SQL> select * from user_audit_object where obj_name = 'INDJOIN';
no rows selected
An odd little discovery today. The peek command of oradebug is fairly well documented on the internet, and I’ve used it from time to time to find the contents of memory. Earlier on today, though, I was running 188.8.131.52 and it didn’t do what I was expecting. I was trying to dump a log buffer block from memory so after logging on as sys and finding the location for the block I duly typed:
Here’s a little gem I hadn’t come across before (because I hadn’t read the upgrade manuals). Try running the following pl/sql block in 9i, and then 10g (or later):
v1 := 256*256*256*256;
In 9i the result is 4294967296; but for later versions the result is:
ERROR at line 1:
ORA-01426: numeric overflow
ORA-06512: at line 4
It’s not a bug, it’s expected behaviour. The expression consists of integers only, so Oracle uses INTEGER arithmetic that limits the result to roughly 9 significant figures. If you want the block to work in newer versions of Oracle you have to add a decimal point to (at least) one of the operands to make Oracle use NUMBER arithmetic that takes it up to roughly 38 significant figures.
There’s an interesting question on the OTN database forum at present – why does an update of 300,000 rows take a billion buffer visits. (There are 25 indexes on the table – so you might point a finger at that initially, but only one of the indexes is going to be changed by the update so that should only account for around an extra 10 gets per row in a clean environment.)

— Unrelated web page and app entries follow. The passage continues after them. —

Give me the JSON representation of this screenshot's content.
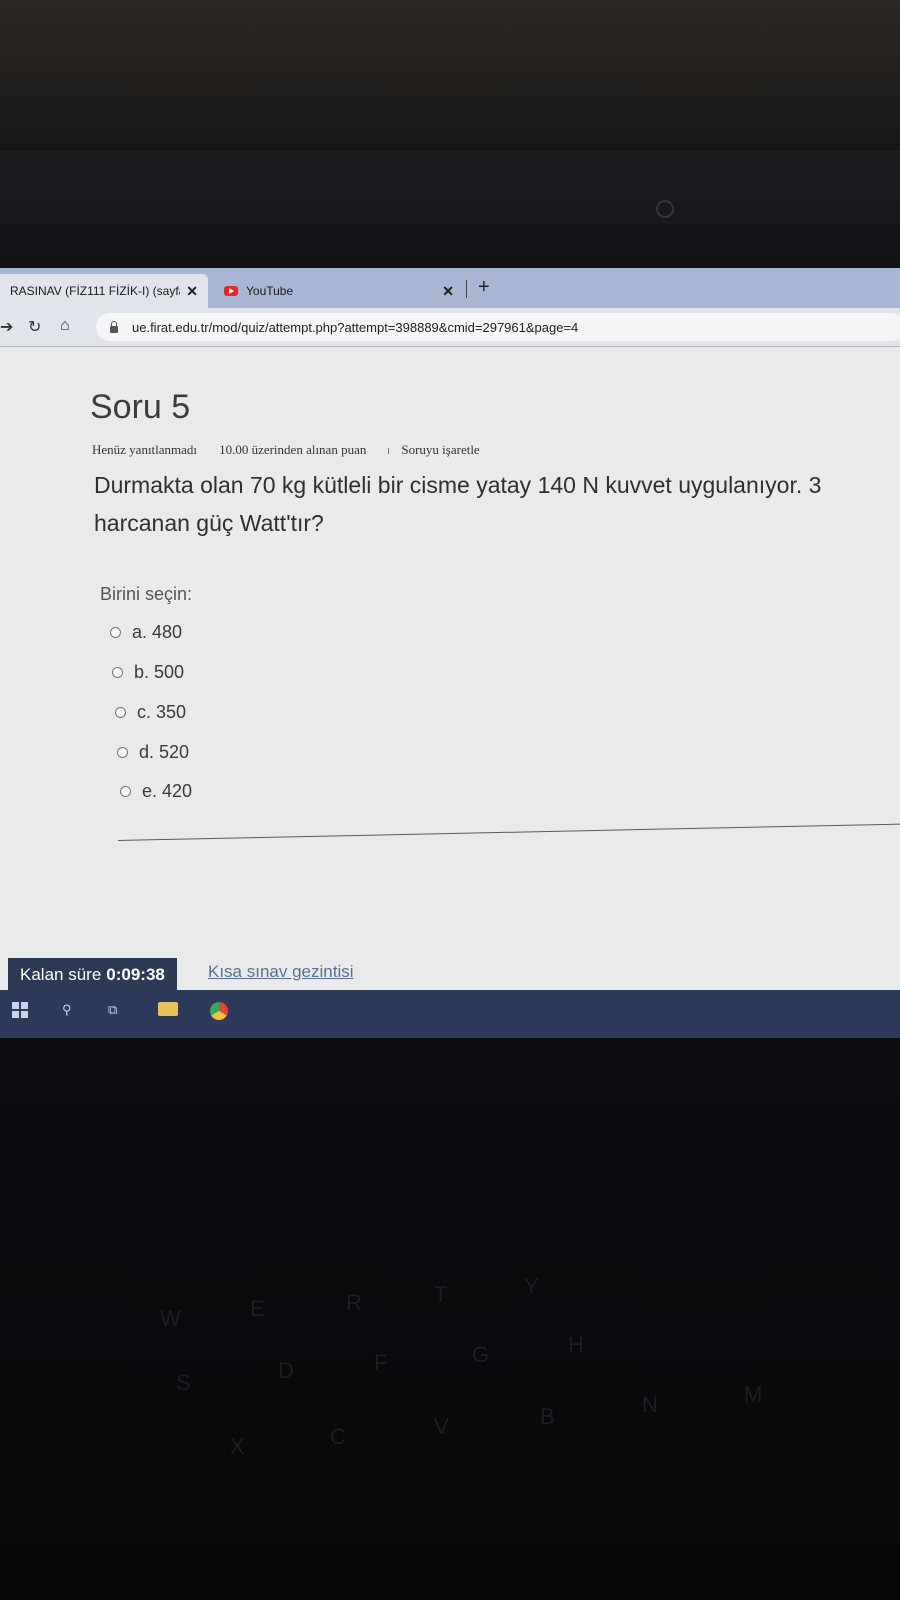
{
  "browser": {
    "tabs": [
      {
        "title": "RASINAV (FİZ111 FİZİK-I) (sayfa",
        "close": "✕"
      },
      {
        "title": "YouTube",
        "close": "✕"
      }
    ],
    "new_tab": "+",
    "url": "ue.firat.edu.tr/mod/quiz/attempt.php?attempt=398889&cmid=297961&page=4"
  },
  "question": {
    "title": "Soru 5",
    "status": "Henüz yanıtlanmadı",
    "points": "10.00 üzerinden alınan puan",
    "flag_label": "Soruyu işaretle",
    "text_line1": "Durmakta olan 70 kg kütleli bir cisme yatay 140 N kuvvet uygulanıyor. 3",
    "text_line2": "harcanan güç Watt'tır?",
    "prompt": "Birini seçin:",
    "options": [
      {
        "label": "a. 480"
      },
      {
        "label": "b. 500"
      },
      {
        "label": "c. 350"
      },
      {
        "label": "d. 520"
      },
      {
        "label": "e. 420"
      }
    ]
  },
  "footer": {
    "timer_label": "Kalan süre",
    "timer_value": "0:09:38",
    "nav_link": "Kısa sınav gezintisi"
  }
}
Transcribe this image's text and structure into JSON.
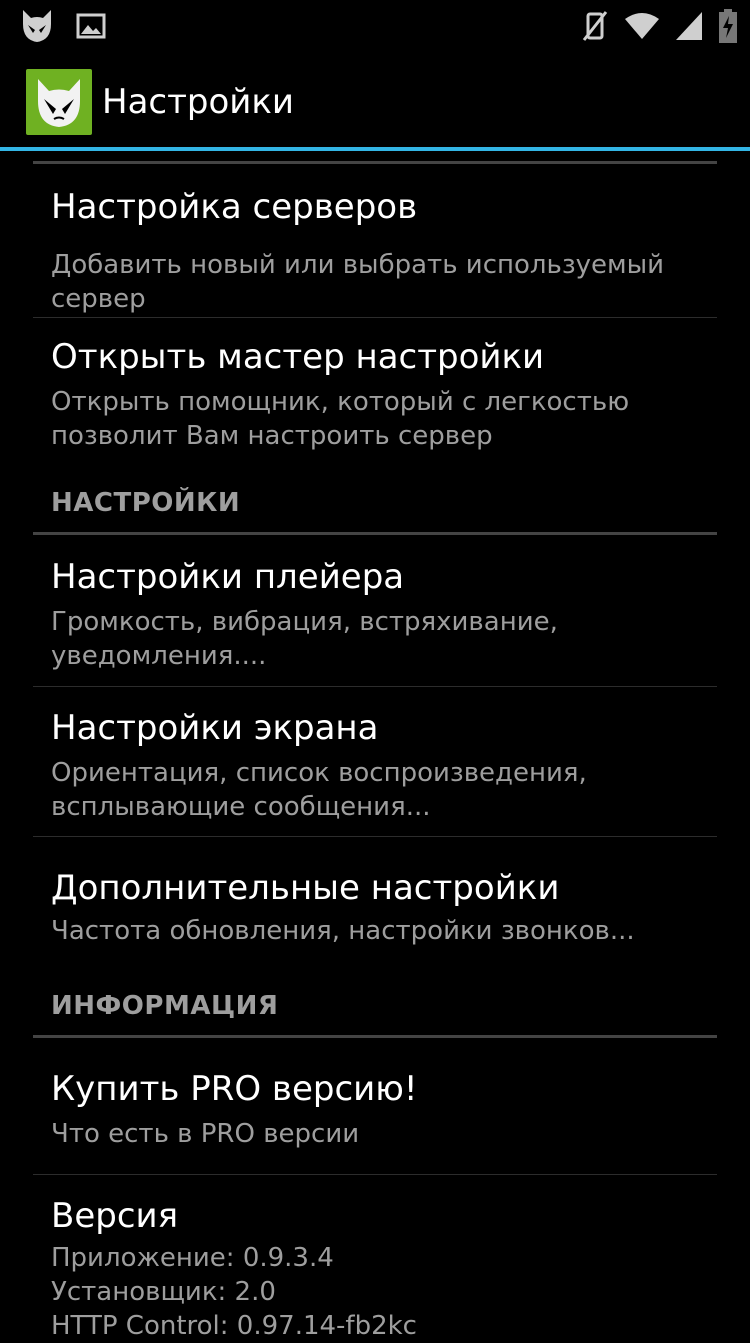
{
  "status_bar": {
    "left_icons": [
      "app-notification-icon",
      "image-icon"
    ],
    "right_icons": [
      "mute-icon",
      "wifi-icon",
      "signal-icon",
      "battery-charging-icon"
    ]
  },
  "action_bar": {
    "title": "Настройки",
    "accent_color": "#33b5e5",
    "icon_color": "#6fb122"
  },
  "prefs": {
    "servers": {
      "title": "Настройка серверов",
      "summary": [
        "Добавить новый или выбрать используемый",
        "сервер"
      ]
    },
    "wizard": {
      "title": "Открыть мастер настройки",
      "summary": [
        "Открыть помощник, который с легкостью",
        "позволит Вам настроить сервер"
      ]
    },
    "section_settings": "НАСТРОЙКИ",
    "player": {
      "title": "Настройки плейера",
      "summary": [
        "Громкость, вибрация, встряхивание,",
        "уведомления...."
      ]
    },
    "screen": {
      "title": "Настройки экрана",
      "summary": [
        "Ориентация, список воспроизведения,",
        "всплывающие сообщения..."
      ]
    },
    "advanced": {
      "title": "Дополнительные настройки",
      "summary": [
        "Частота обновления, настройки звонков..."
      ]
    },
    "section_info": "ИНФОРМАЦИЯ",
    "pro": {
      "title": "Купить PRO версию!",
      "summary": [
        "Что есть в PRO версии"
      ]
    },
    "version": {
      "title": "Версия",
      "summary": [
        "Приложение: 0.9.3.4",
        "Установщик: 2.0",
        "HTTP Control: 0.97.14-fb2kc"
      ]
    }
  }
}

For those looking to the next upgrade – here’s an early warning from Oracle:
ANNOUNCEMENT: Deprecating the cursor_sharing = ‘SIMILAR’ setting (Doc ID 1169017.1)
“We recommend that customers discontinue setting cursor_sharing = SIMILAR due to the many problematic situations customers have experienced using it. The ability to set this will be removed in version 12 of the Oracle Database (the settings of EXACT and FORCE will remain available). Instead, we recommend the use of Adaptive Cursor Sharing in 11g.”
The rest of the note contains some interesting information about the behaviour and side effects of this option – which may also help you debug some library cache issues if you’re currently running with this value set in 11g.
Here’s a nice example on the OTN database forum of Dom Brooks looking at the evidence.
- The query is slow – what does the trace say.
- There’s “row source execution” line that says we get 71,288 rows before doing a hash unique drops it to 3,429 rows.
- There’s a statement (upper case, bind variables as :Bn) in the trace file that has been executed 71,288 times
- A very large fraction of the trace file time is in the secondary statement
- There’s a user-defined function call in the original select list, before a ‘select distinct’.
Conclusion: the code should probably do a “distinct” in an inline view before calling the function, reducing the number of calls to the function from 71,288 to 3,429.
Footnote: There may be other efficiency steps to consider – I’m always a little suspicious of a query that uses “distinct”: possibly it’s hiding an error in logic, possibly it should be rewritten with an existence subquery somewhere, but sometimes it really is the best strategy. There’s are some unusual statistics names coming from autotrace in the OP’s system – I wonder if he’s installed one of Tanel Poder’s special library hacks.